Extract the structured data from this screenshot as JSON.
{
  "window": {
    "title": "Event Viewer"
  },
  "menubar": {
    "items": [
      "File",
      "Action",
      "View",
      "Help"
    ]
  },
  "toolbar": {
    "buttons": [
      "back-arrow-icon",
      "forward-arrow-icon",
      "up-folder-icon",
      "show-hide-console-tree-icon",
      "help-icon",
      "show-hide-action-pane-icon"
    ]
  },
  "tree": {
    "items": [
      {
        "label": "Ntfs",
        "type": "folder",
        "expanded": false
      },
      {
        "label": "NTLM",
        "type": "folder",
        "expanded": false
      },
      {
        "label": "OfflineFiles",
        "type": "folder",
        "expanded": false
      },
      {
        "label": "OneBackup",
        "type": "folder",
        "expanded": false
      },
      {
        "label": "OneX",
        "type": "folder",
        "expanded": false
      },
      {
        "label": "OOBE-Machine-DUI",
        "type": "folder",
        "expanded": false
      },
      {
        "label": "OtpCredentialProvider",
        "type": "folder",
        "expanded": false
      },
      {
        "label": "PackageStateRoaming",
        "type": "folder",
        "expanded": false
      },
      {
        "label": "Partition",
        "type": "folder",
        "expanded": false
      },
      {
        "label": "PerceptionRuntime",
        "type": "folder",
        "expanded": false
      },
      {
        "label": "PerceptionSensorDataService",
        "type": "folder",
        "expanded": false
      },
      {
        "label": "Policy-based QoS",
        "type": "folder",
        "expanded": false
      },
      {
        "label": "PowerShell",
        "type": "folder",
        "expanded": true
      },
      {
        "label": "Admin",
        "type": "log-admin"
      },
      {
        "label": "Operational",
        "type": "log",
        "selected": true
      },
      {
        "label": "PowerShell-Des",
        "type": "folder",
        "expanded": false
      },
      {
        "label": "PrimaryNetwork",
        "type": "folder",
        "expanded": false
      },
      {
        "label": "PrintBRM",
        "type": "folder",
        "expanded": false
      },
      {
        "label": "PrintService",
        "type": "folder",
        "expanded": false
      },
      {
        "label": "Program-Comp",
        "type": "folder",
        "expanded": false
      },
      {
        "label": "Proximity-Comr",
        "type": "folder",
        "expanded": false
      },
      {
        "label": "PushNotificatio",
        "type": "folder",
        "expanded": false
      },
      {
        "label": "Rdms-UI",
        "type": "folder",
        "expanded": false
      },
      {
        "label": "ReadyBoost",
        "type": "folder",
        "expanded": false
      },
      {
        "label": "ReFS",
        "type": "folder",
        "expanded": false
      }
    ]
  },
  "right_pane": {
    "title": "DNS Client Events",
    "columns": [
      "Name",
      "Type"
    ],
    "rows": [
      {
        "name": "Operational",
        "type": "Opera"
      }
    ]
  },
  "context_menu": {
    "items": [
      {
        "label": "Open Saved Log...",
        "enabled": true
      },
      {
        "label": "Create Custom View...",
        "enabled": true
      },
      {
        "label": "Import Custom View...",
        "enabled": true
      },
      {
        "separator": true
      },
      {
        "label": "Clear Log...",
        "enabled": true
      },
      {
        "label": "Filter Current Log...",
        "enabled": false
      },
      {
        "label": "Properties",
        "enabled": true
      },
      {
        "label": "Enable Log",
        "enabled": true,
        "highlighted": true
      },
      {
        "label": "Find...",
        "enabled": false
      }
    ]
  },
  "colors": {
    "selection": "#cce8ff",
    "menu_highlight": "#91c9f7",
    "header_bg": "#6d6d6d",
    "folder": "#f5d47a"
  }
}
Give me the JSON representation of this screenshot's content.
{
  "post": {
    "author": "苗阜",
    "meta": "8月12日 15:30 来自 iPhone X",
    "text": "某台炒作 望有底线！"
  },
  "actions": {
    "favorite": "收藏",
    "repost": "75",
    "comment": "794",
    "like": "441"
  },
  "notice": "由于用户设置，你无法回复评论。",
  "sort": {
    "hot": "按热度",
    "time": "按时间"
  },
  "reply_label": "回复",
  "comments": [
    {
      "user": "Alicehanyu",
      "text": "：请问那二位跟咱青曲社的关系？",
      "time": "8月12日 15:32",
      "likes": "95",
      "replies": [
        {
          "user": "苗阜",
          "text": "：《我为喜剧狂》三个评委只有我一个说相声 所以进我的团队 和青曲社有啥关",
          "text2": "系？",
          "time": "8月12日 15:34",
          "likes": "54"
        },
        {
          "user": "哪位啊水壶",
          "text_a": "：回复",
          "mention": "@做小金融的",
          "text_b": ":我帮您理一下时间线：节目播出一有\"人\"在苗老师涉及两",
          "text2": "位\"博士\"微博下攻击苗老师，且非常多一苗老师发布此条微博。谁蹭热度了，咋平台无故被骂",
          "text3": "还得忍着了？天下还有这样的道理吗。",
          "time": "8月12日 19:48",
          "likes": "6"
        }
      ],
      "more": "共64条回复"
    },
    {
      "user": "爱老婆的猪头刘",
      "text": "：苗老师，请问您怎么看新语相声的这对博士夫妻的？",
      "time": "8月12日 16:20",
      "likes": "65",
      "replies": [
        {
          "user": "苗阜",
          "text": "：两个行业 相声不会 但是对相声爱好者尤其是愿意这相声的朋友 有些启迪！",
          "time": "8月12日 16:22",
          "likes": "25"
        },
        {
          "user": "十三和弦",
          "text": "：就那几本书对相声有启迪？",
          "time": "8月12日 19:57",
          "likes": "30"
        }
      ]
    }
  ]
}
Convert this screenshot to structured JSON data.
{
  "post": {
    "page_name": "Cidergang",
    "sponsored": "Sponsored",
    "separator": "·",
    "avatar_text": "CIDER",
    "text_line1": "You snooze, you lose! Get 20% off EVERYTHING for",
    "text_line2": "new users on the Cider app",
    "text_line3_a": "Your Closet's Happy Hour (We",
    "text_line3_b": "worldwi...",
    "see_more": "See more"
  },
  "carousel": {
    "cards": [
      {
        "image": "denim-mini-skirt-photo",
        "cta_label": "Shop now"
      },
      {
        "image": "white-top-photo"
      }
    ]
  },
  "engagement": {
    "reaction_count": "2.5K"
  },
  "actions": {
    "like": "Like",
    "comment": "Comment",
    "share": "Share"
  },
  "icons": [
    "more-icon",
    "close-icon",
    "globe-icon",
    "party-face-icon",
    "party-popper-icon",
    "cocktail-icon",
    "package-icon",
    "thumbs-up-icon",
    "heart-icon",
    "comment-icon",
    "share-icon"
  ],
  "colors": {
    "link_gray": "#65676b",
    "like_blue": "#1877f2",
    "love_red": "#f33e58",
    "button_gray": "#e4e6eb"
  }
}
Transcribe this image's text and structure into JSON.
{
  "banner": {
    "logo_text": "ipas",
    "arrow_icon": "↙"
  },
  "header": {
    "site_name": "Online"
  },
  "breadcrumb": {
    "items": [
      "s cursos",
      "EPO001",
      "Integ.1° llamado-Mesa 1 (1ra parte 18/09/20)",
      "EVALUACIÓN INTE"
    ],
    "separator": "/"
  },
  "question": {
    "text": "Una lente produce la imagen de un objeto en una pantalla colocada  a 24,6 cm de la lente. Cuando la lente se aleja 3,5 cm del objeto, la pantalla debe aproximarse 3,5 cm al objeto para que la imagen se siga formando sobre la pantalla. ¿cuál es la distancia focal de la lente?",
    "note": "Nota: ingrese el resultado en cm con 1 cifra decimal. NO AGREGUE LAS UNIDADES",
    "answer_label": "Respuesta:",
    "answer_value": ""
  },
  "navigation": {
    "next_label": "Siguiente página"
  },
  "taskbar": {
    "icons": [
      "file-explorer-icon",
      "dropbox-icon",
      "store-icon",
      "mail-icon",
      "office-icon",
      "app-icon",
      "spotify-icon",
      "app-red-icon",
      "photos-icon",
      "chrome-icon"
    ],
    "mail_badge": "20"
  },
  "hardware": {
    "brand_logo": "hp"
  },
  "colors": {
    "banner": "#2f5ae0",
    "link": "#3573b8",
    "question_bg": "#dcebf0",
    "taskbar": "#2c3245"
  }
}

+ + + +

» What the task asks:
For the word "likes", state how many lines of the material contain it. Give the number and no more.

» Completed exercise:
6